In 1945, when Burriss was a 24-year-old captain, he needed to think quickly when he and his men suddenly encountered great danger.
“We drove about 40 miles, about half way to Berlin, and ran head-to-head into a German armored corps … and probably 15,000 or so troops. I needed a plan, and quick,” he said during a motivational speech delivered at the U.S. Army leadership course in 2011.
Burriss said he got out and told a German captain sitting in the lead vehicle – who happened to speak English – that he was “here to accept your surrender.”
“He looks back and says, ‘Are you crazy? Three men and a jeep?’ I said, ‘I have a whole army of paratroopers and tanks right behind me and the Russians right behind you.

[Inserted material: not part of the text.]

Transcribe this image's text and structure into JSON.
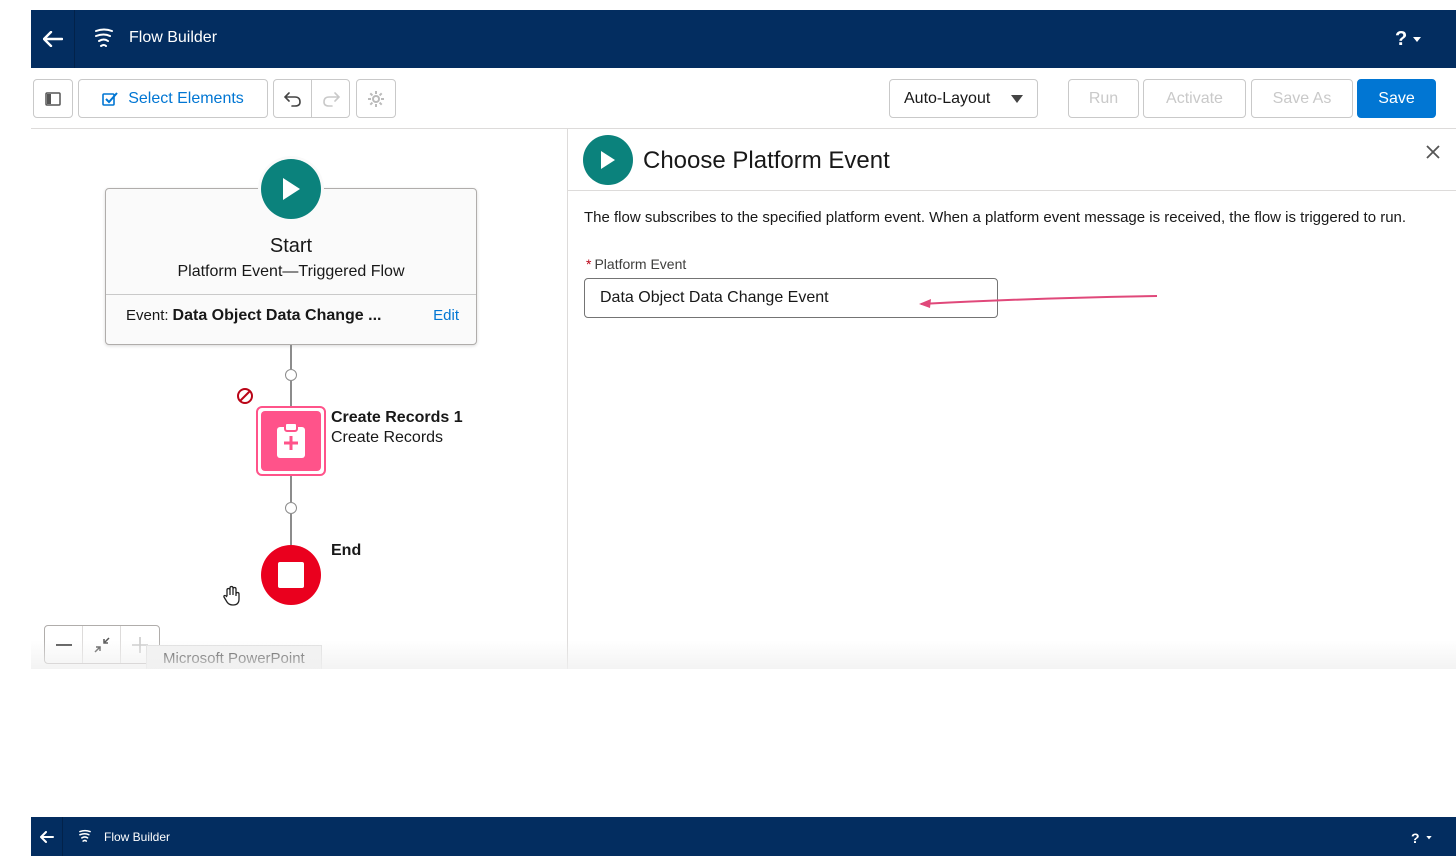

Do you want to surrender to us or to them?’” Burriss said.
Then, something remarkable happened. After the German captain went to confer with other officers, he came back and handed Burriss his pistol, the celebrated veteran recalled.
“He came back and walked up to me and pulled his pistol out,” Burriss said. “I thought, ‘Oh no, not here in the last few days of the war.’ Then he turned it around and handed it to me.”
Burriss’ spirit continued with him throughout his long life. In addition to his motivational speeches, he even made airborne jumps in Holland at 70 years old to honor the efforts of the Allied forces, The Post and Courier reported.
Burris died on Friday, according to an obituary on the website for Shives Funeral Home in Columbia, South Carolina.
South Carolina Gov. Henry McMaster said in a statement that Burriss “delivered freedom to people around the world and made the lives of those he touched better and safer.”
Moffatt Burriss is one of the finest leaders our state and nation has ever produced. His family is one of the finest families I have ever known. He delivered freedom to people around the world and made the lives of those he touched better and safer. (1/2)
— Gov. Henry McMaster (@henrymcmaster) January 4, 2019
McMaster ordered that flags on the Statehouse grounds be lowered from sunrise to sunset on the day of Burriss’ funeral.
(H/T: The State)